Over the weekend, a Chinese knock-off of a Russian fighter jet, the J-15, landed on China's used Ukrainian aircraft carrier, the Liaoning, for the first time. Luo Yuan, the senior engineer of China's aircraft carrier program, was there to witness this historic event and subsequently dropped dead. He was 51. Mao tells us that all men must die, but death can vary in significance; to die for the people is weightier than Mount Tai, but to work for the fascists and die for the exploiters and oppressors is lighter than a feather. Given China's new role, as the world's sweatshop, and the symbiotic relationship between its arms spending and ours, it would have been illuminating to know what Luo weighed when he expired.
The Chinese hold over a trillion dollars in American debt. That's less than 9 percent of what we owe, but it means the Chinese profit, in a very direct and tangible sense, from our obsessive deficit spending on defense. And who are we defending ourselves from? The Chinese.
So Luo was serving the people, while frightening the exploiters, who will borrow more money, to buy weapons, to defended themselves from the people... from the people.
That's some serious weight.
I'm feeling sort of logy myself. I may have to lie down.
How scared should we be, of the Chinese and their nascent ability to put a plane on a boat? Scared shitless, according to the people who sell us our planes and boats. This means that They are catching up.
It feels like barely 101 years ago that the first American landed a plane on a warship, because it was. And now foreigners are doing it too.
The gap is closing. While we slept, the dragon was breathing down our necks, having crossed the Rubicon inside a Trojan horse.
Hauntingly, and there's no such thing as accidents, this new threat is emerging just as America faces the Fiscal Cliff, and spending cuts that could hollow out our defense like a cheap chocolate Easter Bunny.
This is no time for reckless fiscal restraint. I'll let the Heritage Foundation explain:
Chinese Throwing Their Weight Around
For the U.S., the incorporation of the Liaoning into the PLAN (People's Liberation Army Navy) means that the Chinese will be a growing factor in waters that have long been an American preserve... it is possible that the Chinese will choose to dispatch it to the American exclusive economic zone (EEZ) to counter American freedom of navigation activities in what the Chinese claim as their EEZ.
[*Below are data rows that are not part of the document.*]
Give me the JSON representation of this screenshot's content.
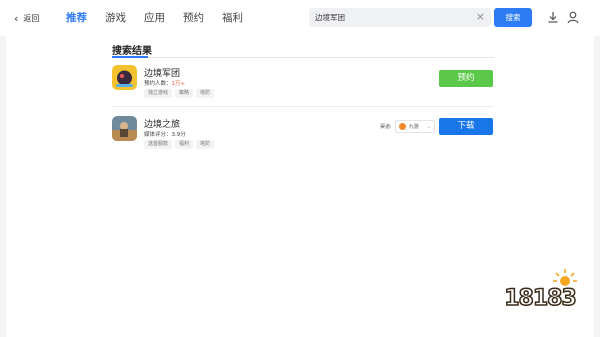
{
  "header": {
    "back_label": "返回",
    "tabs": [
      {
        "label": "推荐",
        "active": true
      },
      {
        "label": "游戏",
        "active": false
      },
      {
        "label": "应用",
        "active": false
      },
      {
        "label": "预约",
        "active": false
      },
      {
        "label": "福利",
        "active": false
      }
    ],
    "search": {
      "value": "边境军团",
      "clear_icon": "close-icon"
    },
    "search_button": "搜索",
    "icons": [
      "download-icon",
      "user-icon"
    ]
  },
  "results": {
    "section_title": "搜索结果",
    "games": [
      {
        "name": "边境军团",
        "meta_label": "预约人数：",
        "meta_value": "1万+",
        "tags": [
          "独立游戏",
          "策略",
          "塔防"
        ],
        "action": "预约",
        "action_color": "#5cc84a"
      },
      {
        "name": "边境之旅",
        "meta_label": "媒体评分：",
        "meta_value": "3.9分",
        "tags": [
          "送首服款",
          "福利",
          "塔防"
        ],
        "source_label": "渠道:",
        "source_value": "九游",
        "action": "下载",
        "action_color": "#1976e8"
      }
    ]
  },
  "watermark": {
    "text": "18183"
  },
  "colors": {
    "accent": "#2d7cf6",
    "reserve": "#5cc84a",
    "download": "#1976e8",
    "highlight": "#f5593d"
  }
}
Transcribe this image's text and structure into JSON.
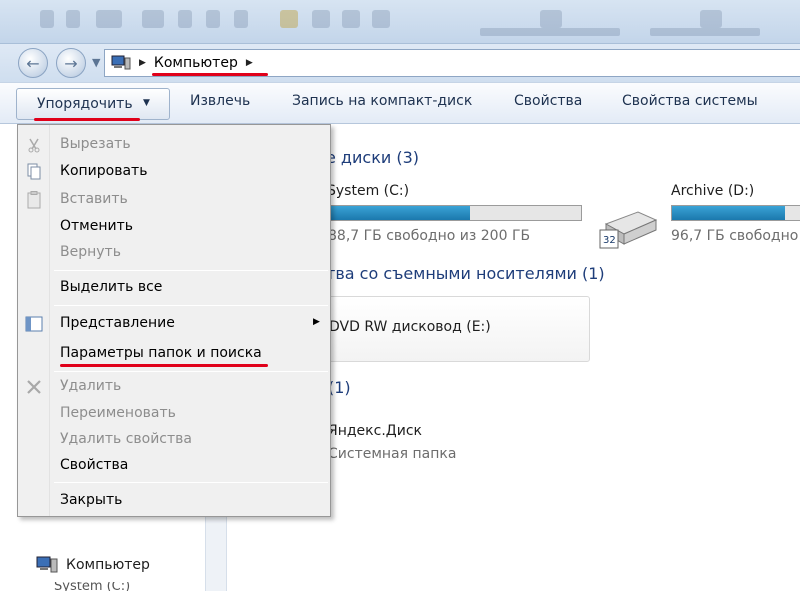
{
  "window": {
    "address": {
      "crumb": "Компьютер"
    }
  },
  "toolbar": {
    "organize": "Упорядочить",
    "eject": "Извлечь",
    "burn": "Запись на компакт-диск",
    "properties": "Свойства",
    "system_properties": "Свойства системы"
  },
  "groups": {
    "hard_disks": {
      "title_partial": "е диски",
      "count": "(3)"
    },
    "removable": {
      "title_partial": "тва со съемными носителями",
      "count": "(1)"
    },
    "other": {
      "count": "(1)"
    }
  },
  "drives": {
    "c": {
      "name": "System (C:)",
      "free": "88,7 ГБ свободно из 200 ГБ",
      "used_fraction": 0.56
    },
    "d": {
      "name": "Archive (D:)",
      "free": "96,7 ГБ свободно",
      "used_fraction": 0.82
    }
  },
  "removable_drives": {
    "dvd": {
      "name": "DVD RW дисковод (E:)"
    }
  },
  "other_items": {
    "yandex": {
      "name": "Яндекс.Диск",
      "type": "Системная папка"
    }
  },
  "nav": {
    "computer": "Компьютер",
    "sub": "System (C:)"
  },
  "menu": {
    "cut": "Вырезать",
    "copy": "Копировать",
    "paste": "Вставить",
    "undo": "Отменить",
    "redo": "Вернуть",
    "select_all": "Выделить все",
    "view": "Представление",
    "folder_options": "Параметры папок и поиска",
    "delete": "Удалить",
    "rename": "Переименовать",
    "remove_properties": "Удалить свойства",
    "properties": "Свойства",
    "close": "Закрыть"
  },
  "colors": {
    "highlight_underline": "#e0001a",
    "group_header": "#1e3d7a",
    "disk_bar_fill": "#1b78ad",
    "disabled_text": "#8d8d8d"
  }
}
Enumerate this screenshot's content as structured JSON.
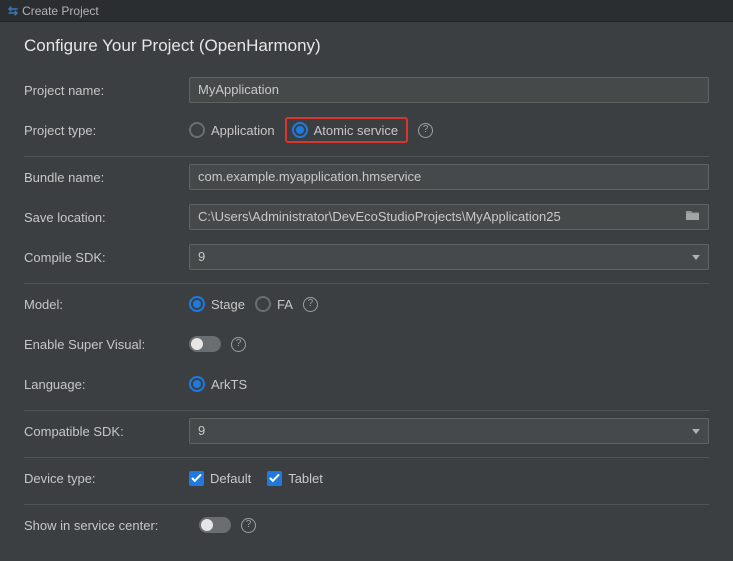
{
  "window": {
    "title": "Create Project"
  },
  "heading": "Configure Your Project (OpenHarmony)",
  "labels": {
    "project_name": "Project name:",
    "project_type": "Project type:",
    "bundle_name": "Bundle name:",
    "save_location": "Save location:",
    "compile_sdk": "Compile SDK:",
    "model": "Model:",
    "enable_super_visual": "Enable Super Visual:",
    "language": "Language:",
    "compatible_sdk": "Compatible SDK:",
    "device_type": "Device type:",
    "show_in_service_center": "Show in service center:"
  },
  "fields": {
    "project_name": "MyApplication",
    "bundle_name": "com.example.myapplication.hmservice",
    "save_location": "C:\\Users\\Administrator\\DevEcoStudioProjects\\MyApplication25",
    "compile_sdk": "9",
    "compatible_sdk": "9"
  },
  "project_type": {
    "options": {
      "application": "Application",
      "atomic_service": "Atomic service"
    },
    "selected": "atomic_service"
  },
  "model": {
    "options": {
      "stage": "Stage",
      "fa": "FA"
    },
    "selected": "stage"
  },
  "language": {
    "options": {
      "arkts": "ArkTS"
    },
    "selected": "arkts"
  },
  "device_type": {
    "default": {
      "label": "Default",
      "checked": true
    },
    "tablet": {
      "label": "Tablet",
      "checked": true
    }
  },
  "toggles": {
    "enable_super_visual": false,
    "show_in_service_center": false
  },
  "glyphs": {
    "help": "?"
  }
}
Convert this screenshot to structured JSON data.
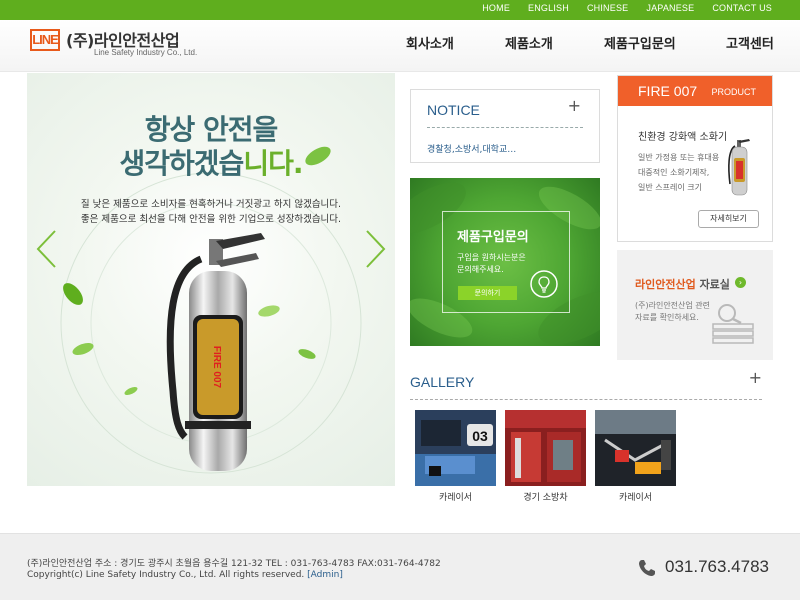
{
  "top_links": [
    "HOME",
    "ENGLISH",
    "CHINESE",
    "JAPANESE",
    "CONTACT US"
  ],
  "logo": {
    "mark": "LINE",
    "name_kr": "(주)라인안전산업",
    "name_en": "Line Safety Industry Co., Ltd."
  },
  "gnb": [
    "회사소개",
    "제품소개",
    "제품구입문의",
    "고객센터"
  ],
  "visual": {
    "headline_1": "항상 안전을",
    "headline_2a": "생각하겠습",
    "headline_2b": "니다.",
    "sub_1": "질 낮은 제품으로 소비자를 현혹하거나 거짓광고 하지 않겠습니다.",
    "sub_2": "좋은 제품으로 최선을 다해 안전을 위한 기업으로 성장하겠습니다.",
    "label_text": "FIRE 007"
  },
  "notice": {
    "title": "NOTICE",
    "plus": "+",
    "items": [
      "경찰청,소방서,대학교…"
    ]
  },
  "inquiry": {
    "title": "제품구입문의",
    "desc_1": "구입을 원하시는분은",
    "desc_2": "문의해주세요.",
    "button": "문의하기"
  },
  "product": {
    "code": "FIRE 007",
    "label": "PRODUCT",
    "name": "친환경 강화액 소화기",
    "desc": [
      "일반 가정용 또는 휴대용",
      "대중적인 소화기제작,",
      "일반 스프레이 크기"
    ],
    "more": "자세히보기"
  },
  "archive": {
    "title_orange": "라인안전산업",
    "title_dark": " 자료실",
    "desc": [
      "(주)라인안전산업 관련",
      "자료를 확인하세요."
    ]
  },
  "gallery": {
    "title": "GALLERY",
    "plus": "+",
    "items": [
      {
        "caption": "카레이서"
      },
      {
        "caption": "경기 소방차"
      },
      {
        "caption": "카레이서"
      }
    ]
  },
  "footer": {
    "address": "(주)라인안전산업     주소 : 경기도 광주시 초월읍 용수길 121-32     TEL : 031-763-4783     FAX:031-764-4782",
    "copyright": "Copyright(c) Line Safety Industry Co., Ltd. All rights reserved. ",
    "admin": "[Admin]",
    "phone": "031.763.4783"
  },
  "colors": {
    "brand_green": "#5fae1e",
    "accent_orange": "#f0602a",
    "link_blue": "#2a5e8c"
  }
}
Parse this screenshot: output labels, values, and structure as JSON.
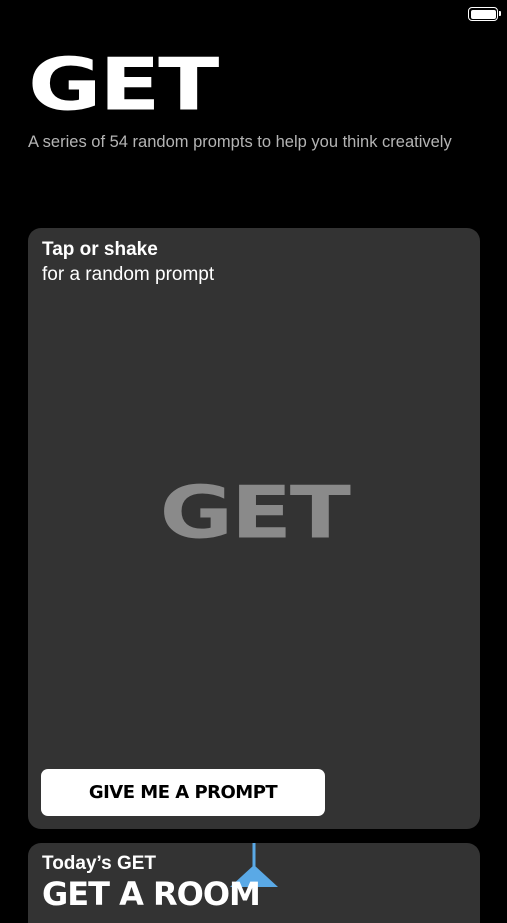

It's also possible that they'll release a Kraken, but unlikely. America has 11 carrier groups. China has one pokey carrier, and a handful of destroyers to support it. Imagining the Liaoning menacing the "freedom of navigation activities" of the nuclear super carrier Abraham Lincoln isn't just disingenuous, it's fantastical. The Foundation is treating you like an asshole. But here's their larger point:
What the U.S. Should Do
Provide more defense resources. Meeting military requirements is likely to mean more defense spending, not less. Already enacted budget cuts, not to mention those demanded by sequestration, cannot be reconciled with meeting ongoing or future defense needs.
Balancing the budget is fine, in theory, if all you're talking about is cutting Medicare, education, Social Security and the EPA. But not defense. Not with the Liaoning out there.
Sequestration -- the Fiscal Cliff to its friends -- would trigger a 9.4 percent cut in defense spending. The savings won't come from Afghanistan or Iraq -- the White House and Congress agreed a long time ago that wars don't come out of the Pentagon's allowance. The savings also won't come from military personnel or veterans affairs. They're exempt from sequester. That leaves the big-ticket items. Like the aircraft carriers and destroyers, submarines, helicopters and planes, missiles and satellites that we'd need to fight another navy, if anyone had one.
Like for instance China.
Speaking of Kraken, when Zeus beat Echidna, half woman/half snake, he didn't kill her, although he could have. He let her live, and become the mother of all monsters, so the heroes would have something to do.
Because you know Zeus. It was all about jobs.